◆ **ACTION ITEM**: Look for the string "perlu" in the data below, and copy each line that holds it.

:::::

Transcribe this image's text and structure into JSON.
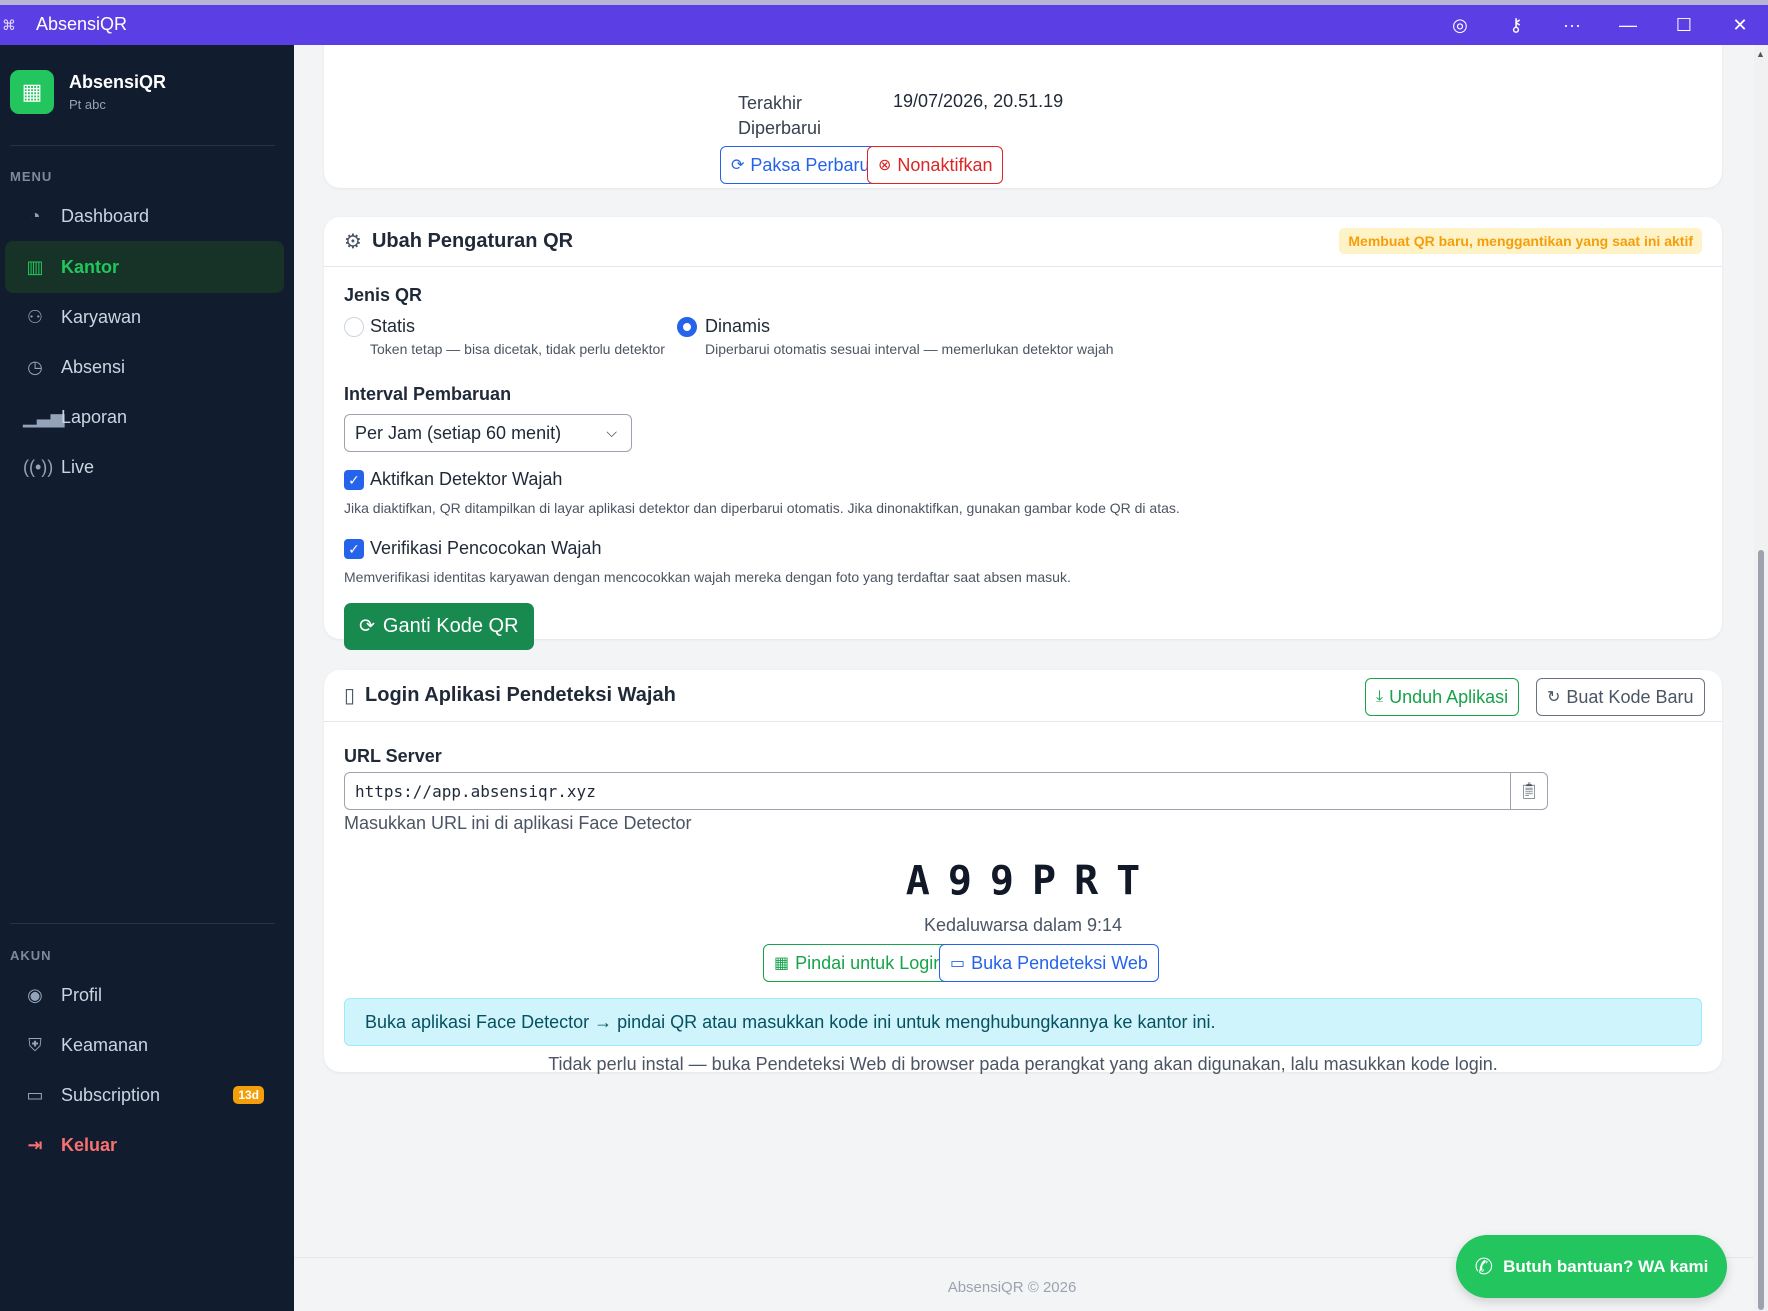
{
  "window": {
    "title": "AbsensiQR",
    "controls": [
      "location-icon",
      "key-icon",
      "more-icon",
      "minimize-icon",
      "maximize-icon",
      "close-icon"
    ]
  },
  "sidebar": {
    "brand_name": "AbsensiQR",
    "brand_sub": "Pt abc",
    "menu_label": "MENU",
    "account_label": "AKUN",
    "menu_items": [
      {
        "label": "Dashboard",
        "icon": "gauge-icon"
      },
      {
        "label": "Kantor",
        "icon": "building-icon",
        "active": true
      },
      {
        "label": "Karyawan",
        "icon": "users-icon"
      },
      {
        "label": "Absensi",
        "icon": "clock-icon"
      },
      {
        "label": "Laporan",
        "icon": "bar-chart-icon"
      },
      {
        "label": "Live",
        "icon": "broadcast-icon"
      }
    ],
    "account_items": [
      {
        "label": "Profil",
        "icon": "user-circle-icon"
      },
      {
        "label": "Keamanan",
        "icon": "shield-icon"
      },
      {
        "label": "Subscription",
        "icon": "credit-card-icon",
        "badge": "13d"
      },
      {
        "label": "Keluar",
        "icon": "logout-icon"
      }
    ]
  },
  "qr_status": {
    "last_updated_label": "Terakhir Diperbarui",
    "last_updated_value": "19/07/2026, 20.51.19",
    "force_refresh_label": "Paksa Perbarui",
    "deactivate_label": "Nonaktifkan"
  },
  "qr_settings": {
    "title": "Ubah Pengaturan QR",
    "warning_badge": "Membuat QR baru, menggantikan yang saat ini aktif",
    "type_label": "Jenis QR",
    "types": [
      {
        "label": "Statis",
        "desc": "Token tetap — bisa dicetak, tidak perlu detektor",
        "selected": false
      },
      {
        "label": "Dinamis",
        "desc": "Diperbarui otomatis sesuai interval — memerlukan detektor wajah",
        "selected": true
      }
    ],
    "interval_label": "Interval Pembaruan",
    "interval_value": "Per Jam (setiap 60 menit)",
    "face_detector_label": "Aktifkan Detektor Wajah",
    "face_detector_desc": "Jika diaktifkan, QR ditampilkan di layar aplikasi detektor dan diperbarui otomatis. Jika dinonaktifkan, gunakan gambar kode QR di atas.",
    "face_detector_checked": true,
    "face_match_label": "Verifikasi Pencocokan Wajah",
    "face_match_desc": "Memverifikasi identitas karyawan dengan mencocokkan wajah mereka dengan foto yang terdaftar saat absen masuk.",
    "face_match_checked": true,
    "submit_label": "Ganti Kode QR"
  },
  "detector_login": {
    "title": "Login Aplikasi Pendeteksi Wajah",
    "download_label": "Unduh Aplikasi",
    "new_code_label": "Buat Kode Baru",
    "url_label": "URL Server",
    "url_value": "https://app.absensiqr.xyz",
    "url_help": "Masukkan URL ini di aplikasi Face Detector",
    "code": "A99PRT",
    "expiry": "Kedaluwarsa dalam 9:14",
    "scan_label": "Pindai untuk Login",
    "web_label": "Buka Pendeteksi Web",
    "info": "Buka aplikasi Face Detector → pindai QR atau masukkan kode ini untuk menghubungkannya ke kantor ini.",
    "note": "Tidak perlu instal — buka Pendeteksi Web di browser pada perangkat yang akan digunakan, lalu masukkan kode login."
  },
  "footer": "AbsensiQR © 2026",
  "help_button": "Butuh bantuan? WA kami",
  "colors": {
    "titlebar": "#5b3fe4",
    "sidebar": "#111c2e",
    "accent_green": "#22c55e",
    "primary_blue": "#2563eb",
    "danger_red": "#dc2626",
    "submit_green": "#188a50"
  }
}
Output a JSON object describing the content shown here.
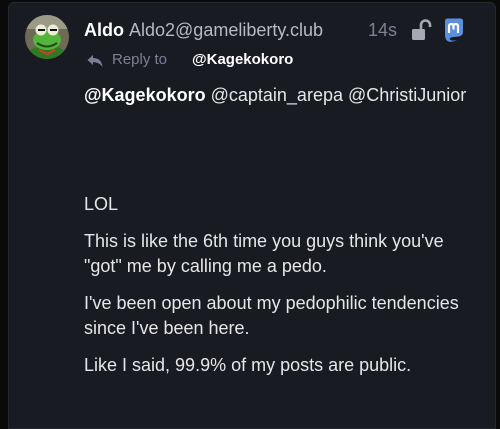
{
  "post": {
    "author": {
      "display_name": "Aldo",
      "handle": "Aldo2@gameliberty.club"
    },
    "timestamp": "14s",
    "icons": {
      "visibility": "unlock-icon",
      "instance": "mastodon-icon",
      "reply": "reply-arrow-icon"
    },
    "colors": {
      "instance_badge": "#5a8fe0",
      "background": "#191b22"
    },
    "reply": {
      "prefix": "Reply to",
      "target": "@Kagekokoro"
    },
    "mentions": [
      "@Kagekokoro",
      "@captain_arepa",
      "@ChristiJunior"
    ],
    "paragraphs": [
      "LOL",
      "This is like the 6th time you guys think you've \"got\" me by calling me a pedo.",
      "I've been open about my pedophilic tendencies since I've been here.",
      "Like I said, 99.9% of my posts are public."
    ]
  }
}
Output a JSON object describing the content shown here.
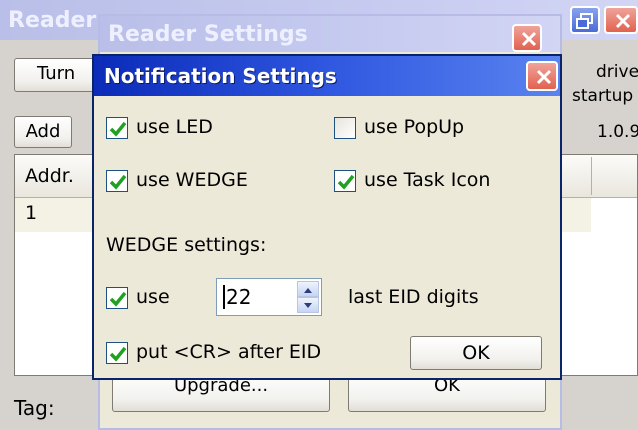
{
  "reader_window": {
    "title": "Reader",
    "turn_button": "Turn",
    "add_button": "Add",
    "table_header_addr": "Addr.",
    "table_row_1": "1",
    "tag_label": "Tag:",
    "right_text_driver": "driver",
    "right_text_startup": "startup",
    "right_text_version": "1.0.9"
  },
  "reader_settings": {
    "title": "Reader Settings",
    "upgrade_button": "Upgrade...",
    "ok_button": "OK"
  },
  "notification": {
    "title": "Notification Settings",
    "use_led": {
      "label": "use LED",
      "checked": true
    },
    "use_popup": {
      "label": "use PopUp",
      "checked": false
    },
    "use_wedge": {
      "label": "use WEDGE",
      "checked": true
    },
    "use_task_icon": {
      "label": "use Task Icon",
      "checked": true
    },
    "wedge_settings_label": "WEDGE settings:",
    "use_digits": {
      "label": "use",
      "checked": true
    },
    "digits_value": "22",
    "last_eid_digits_label": "last EID digits",
    "put_cr": {
      "label": "put <CR> after EID",
      "checked": true
    },
    "ok_button": "OK"
  },
  "colors": {
    "active_title": "#0b2bb8",
    "inactive_title": "#c0c5ee",
    "dialog_bg": "#ece9d8",
    "check_green": "#21a121",
    "close_red": "#e1624f"
  }
}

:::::

◆ **ANSWER TO THE EXERCISE**:
        "desc": "Token tetap — bisa dicetak, tidak perlu detektor",
    "note": "Tidak perlu instal — buka Pendeteksi Web di browser pada perangkat yang akan digunakan, lalu masukkan kode login."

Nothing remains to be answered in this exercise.